York County still scrambling to resolve races impacted by voting machine error
Sandra Thompson said she's still in "wait-and-see" mode when in comes to any potential next steps for her candidacy for York County Court of Common Pleas judge.
The local attorney and York NAACP chapter president unofficially finished on the outside looking in at three judge vacancies after the municipal election Tuesday, Nov. 7, but a technical oversight with the county voting machines has left her and other candidates unsure of the results.
The oversight, discovered Monday afternoon, allowed a single voter to cast multiple votes for a single candidate in races where more than one candidate is elected.
The county Court of Common Pleas judges race was one of eight contested races in the county where the issue might have had an impact, according to county spokesman Mark Walters.

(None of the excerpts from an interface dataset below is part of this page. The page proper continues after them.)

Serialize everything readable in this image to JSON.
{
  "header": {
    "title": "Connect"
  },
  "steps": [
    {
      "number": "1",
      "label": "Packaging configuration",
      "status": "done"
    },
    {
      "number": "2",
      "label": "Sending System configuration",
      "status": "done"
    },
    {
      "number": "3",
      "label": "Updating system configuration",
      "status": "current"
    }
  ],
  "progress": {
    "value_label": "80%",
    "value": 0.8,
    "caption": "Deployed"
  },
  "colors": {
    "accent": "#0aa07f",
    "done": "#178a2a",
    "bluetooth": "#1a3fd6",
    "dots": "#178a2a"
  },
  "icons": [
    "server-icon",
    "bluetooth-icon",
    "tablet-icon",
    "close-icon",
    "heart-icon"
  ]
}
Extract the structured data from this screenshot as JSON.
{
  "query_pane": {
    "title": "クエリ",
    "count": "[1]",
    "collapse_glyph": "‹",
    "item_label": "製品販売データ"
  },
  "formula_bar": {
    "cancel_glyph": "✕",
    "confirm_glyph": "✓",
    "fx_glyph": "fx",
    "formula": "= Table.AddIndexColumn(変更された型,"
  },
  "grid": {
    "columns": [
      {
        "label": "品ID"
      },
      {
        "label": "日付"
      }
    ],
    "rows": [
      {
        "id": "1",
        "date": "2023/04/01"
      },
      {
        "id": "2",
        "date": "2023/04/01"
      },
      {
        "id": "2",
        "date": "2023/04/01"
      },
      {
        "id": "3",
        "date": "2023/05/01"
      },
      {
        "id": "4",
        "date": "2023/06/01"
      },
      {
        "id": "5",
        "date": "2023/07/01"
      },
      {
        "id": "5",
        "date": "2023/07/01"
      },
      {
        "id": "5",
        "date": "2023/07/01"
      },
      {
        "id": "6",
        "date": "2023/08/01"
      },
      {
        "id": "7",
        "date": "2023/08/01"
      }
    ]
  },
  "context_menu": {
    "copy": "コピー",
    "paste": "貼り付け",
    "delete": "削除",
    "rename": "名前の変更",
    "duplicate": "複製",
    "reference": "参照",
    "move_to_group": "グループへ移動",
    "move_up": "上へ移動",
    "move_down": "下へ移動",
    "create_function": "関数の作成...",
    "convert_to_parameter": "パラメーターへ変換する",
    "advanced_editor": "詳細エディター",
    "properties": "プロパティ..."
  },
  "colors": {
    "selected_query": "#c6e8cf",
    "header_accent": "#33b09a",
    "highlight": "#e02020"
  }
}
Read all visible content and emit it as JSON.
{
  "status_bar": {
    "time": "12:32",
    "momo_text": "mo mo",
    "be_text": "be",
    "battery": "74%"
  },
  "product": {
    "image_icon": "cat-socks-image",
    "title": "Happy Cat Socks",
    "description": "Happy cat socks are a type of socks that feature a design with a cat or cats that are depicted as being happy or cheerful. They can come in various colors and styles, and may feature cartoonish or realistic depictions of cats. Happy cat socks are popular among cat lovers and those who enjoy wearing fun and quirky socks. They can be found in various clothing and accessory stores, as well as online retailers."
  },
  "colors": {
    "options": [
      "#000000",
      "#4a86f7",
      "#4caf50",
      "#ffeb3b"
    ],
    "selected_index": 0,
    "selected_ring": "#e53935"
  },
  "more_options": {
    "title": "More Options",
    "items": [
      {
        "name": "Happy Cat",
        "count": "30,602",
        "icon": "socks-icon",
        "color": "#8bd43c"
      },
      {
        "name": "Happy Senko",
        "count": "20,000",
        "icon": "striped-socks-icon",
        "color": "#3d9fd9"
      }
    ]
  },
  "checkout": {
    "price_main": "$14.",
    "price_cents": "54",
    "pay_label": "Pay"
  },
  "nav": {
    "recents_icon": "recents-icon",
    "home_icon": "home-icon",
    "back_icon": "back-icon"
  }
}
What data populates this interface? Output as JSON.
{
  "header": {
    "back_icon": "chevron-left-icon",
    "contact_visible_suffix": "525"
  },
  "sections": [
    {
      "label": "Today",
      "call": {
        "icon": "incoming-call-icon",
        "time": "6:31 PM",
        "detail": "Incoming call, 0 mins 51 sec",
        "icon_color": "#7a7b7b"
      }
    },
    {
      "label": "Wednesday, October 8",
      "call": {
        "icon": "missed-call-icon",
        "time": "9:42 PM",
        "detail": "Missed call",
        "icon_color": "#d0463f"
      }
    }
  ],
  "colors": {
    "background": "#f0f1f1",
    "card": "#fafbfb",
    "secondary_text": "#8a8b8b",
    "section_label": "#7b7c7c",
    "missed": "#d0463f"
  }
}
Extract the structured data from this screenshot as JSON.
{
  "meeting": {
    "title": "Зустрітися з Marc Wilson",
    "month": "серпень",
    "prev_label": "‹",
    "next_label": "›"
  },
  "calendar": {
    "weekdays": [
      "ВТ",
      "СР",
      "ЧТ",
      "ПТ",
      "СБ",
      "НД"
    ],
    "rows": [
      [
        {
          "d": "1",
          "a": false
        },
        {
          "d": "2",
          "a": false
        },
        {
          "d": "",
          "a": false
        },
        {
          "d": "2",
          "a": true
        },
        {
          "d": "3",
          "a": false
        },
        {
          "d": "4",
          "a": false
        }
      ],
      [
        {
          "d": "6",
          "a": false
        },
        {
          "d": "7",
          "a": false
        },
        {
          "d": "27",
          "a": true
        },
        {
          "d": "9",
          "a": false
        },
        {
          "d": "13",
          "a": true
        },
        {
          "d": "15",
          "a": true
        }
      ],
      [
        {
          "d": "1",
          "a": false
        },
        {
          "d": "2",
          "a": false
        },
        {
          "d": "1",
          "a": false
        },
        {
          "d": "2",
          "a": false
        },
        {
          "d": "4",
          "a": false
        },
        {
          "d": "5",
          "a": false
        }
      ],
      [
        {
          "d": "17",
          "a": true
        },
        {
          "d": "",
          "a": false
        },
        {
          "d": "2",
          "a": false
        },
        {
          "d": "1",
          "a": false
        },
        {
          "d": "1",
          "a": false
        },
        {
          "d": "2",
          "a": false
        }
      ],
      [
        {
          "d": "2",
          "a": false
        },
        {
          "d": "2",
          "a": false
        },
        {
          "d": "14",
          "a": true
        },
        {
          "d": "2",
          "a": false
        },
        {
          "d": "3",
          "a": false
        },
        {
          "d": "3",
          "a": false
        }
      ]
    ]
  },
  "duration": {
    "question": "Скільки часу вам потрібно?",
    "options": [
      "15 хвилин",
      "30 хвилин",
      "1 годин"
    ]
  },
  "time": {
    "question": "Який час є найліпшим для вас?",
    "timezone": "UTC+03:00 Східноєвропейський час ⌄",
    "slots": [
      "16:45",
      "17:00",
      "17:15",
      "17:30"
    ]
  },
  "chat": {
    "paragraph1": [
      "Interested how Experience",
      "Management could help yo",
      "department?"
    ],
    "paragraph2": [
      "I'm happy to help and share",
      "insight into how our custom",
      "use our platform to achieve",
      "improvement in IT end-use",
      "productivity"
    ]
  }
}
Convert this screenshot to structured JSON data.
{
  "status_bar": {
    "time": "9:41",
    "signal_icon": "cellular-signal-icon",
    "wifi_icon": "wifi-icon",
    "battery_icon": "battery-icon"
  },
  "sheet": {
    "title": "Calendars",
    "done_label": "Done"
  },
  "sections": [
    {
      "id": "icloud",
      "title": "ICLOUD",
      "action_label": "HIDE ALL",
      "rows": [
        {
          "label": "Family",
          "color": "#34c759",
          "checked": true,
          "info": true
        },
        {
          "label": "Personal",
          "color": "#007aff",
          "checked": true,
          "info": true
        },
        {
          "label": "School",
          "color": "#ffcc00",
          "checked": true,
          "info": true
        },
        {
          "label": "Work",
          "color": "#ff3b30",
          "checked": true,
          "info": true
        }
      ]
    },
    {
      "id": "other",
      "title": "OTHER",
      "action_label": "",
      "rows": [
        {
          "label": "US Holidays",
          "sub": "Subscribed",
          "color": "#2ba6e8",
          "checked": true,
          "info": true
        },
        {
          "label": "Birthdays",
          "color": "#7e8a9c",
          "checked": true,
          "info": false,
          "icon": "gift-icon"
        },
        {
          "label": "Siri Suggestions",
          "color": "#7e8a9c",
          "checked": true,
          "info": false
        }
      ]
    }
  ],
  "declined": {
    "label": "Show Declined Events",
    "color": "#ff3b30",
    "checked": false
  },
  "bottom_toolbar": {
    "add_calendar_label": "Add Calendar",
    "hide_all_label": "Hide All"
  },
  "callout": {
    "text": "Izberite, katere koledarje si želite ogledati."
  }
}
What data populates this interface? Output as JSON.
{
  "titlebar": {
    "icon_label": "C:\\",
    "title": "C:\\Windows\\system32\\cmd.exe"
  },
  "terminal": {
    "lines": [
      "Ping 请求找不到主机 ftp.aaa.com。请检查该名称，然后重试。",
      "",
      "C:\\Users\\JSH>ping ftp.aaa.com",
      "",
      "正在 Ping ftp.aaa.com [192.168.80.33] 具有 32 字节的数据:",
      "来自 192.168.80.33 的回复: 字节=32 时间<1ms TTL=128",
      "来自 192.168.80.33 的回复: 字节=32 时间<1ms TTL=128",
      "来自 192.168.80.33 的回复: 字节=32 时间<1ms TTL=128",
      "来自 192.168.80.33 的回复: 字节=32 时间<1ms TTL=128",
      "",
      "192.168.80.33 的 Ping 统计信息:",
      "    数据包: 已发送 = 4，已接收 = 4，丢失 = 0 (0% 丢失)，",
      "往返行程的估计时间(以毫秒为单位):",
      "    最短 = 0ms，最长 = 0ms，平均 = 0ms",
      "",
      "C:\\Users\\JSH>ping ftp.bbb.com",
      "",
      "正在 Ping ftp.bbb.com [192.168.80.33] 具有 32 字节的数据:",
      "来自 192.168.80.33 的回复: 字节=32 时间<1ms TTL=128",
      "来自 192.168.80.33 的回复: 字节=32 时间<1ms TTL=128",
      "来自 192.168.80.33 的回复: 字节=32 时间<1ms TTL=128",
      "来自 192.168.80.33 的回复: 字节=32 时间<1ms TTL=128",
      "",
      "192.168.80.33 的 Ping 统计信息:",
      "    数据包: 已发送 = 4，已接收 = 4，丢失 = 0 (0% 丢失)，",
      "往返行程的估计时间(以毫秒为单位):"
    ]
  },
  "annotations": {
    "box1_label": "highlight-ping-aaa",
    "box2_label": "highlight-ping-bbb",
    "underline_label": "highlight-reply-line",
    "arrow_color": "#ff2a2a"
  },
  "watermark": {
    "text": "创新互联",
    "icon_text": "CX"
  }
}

Two of Thompson's opponents, Kathleen Prendergast and Clyde Vedder, were listed on both the Republican and Democratic tickets and therefore could have received multiple votes from a single voter as a result of the machine glitch. Both more than doubled Thompson's vote total.
Thompson, who was only listed on the Democratic ticket, unofficially finished nearly 14,000 votes behind the third-place finisher, Amber Anstine Kraft, who was listed only on the Republican ticket.
That wide margin is why Alex Shorb, chairman of the York County Republican Committee, said he's not worried about the role the glitch might have played in that election.
The other potentially affected races — Central York and West York school district directors, Dover Township supervisors and North York, West York, Red Lion and Glen Rock borough councils — included some closer margins of victory.
Walters said a revote is "certainly on the table," but officials are hoping to resolve the oversight without a special election.
Thompson, who found out about the issue from news reports, said she's waiting for the county to gather all information before making a decision on how she wants to proceed.
Either way, she said the issue is frustrating as someone who ran on a platform of transparency and due process for all.
"To have an election where the implication is that it lacks fairness (or) due process ... is troubling," Thompson said. "It leaves open something that everybody wants concluded."
County officials worked with voting-machine vendor Sequoia on Election Day to determine how many "double votes" were cast in the eight races, but officials were unable to resolve the issues before the end of the night.
Walters said the glitch was the result of an error in programming the machines by a county employee, but he's not aware of any potential discipline for any employees related to this incident.
The county's election board is scheduled to hold a public meeting at 9 a.m. Monday, Nov. 13, in the commissioners room, on the second level of the county administration building, at 28 E. Market St. in York City. That meeting was already scheduled before the voting machine issue arose, Walters said.
The county alsois in contact with the Pennsylvania Department of State, which issued a statement Tuesday that it plans to request a formal post-election review and report from the county.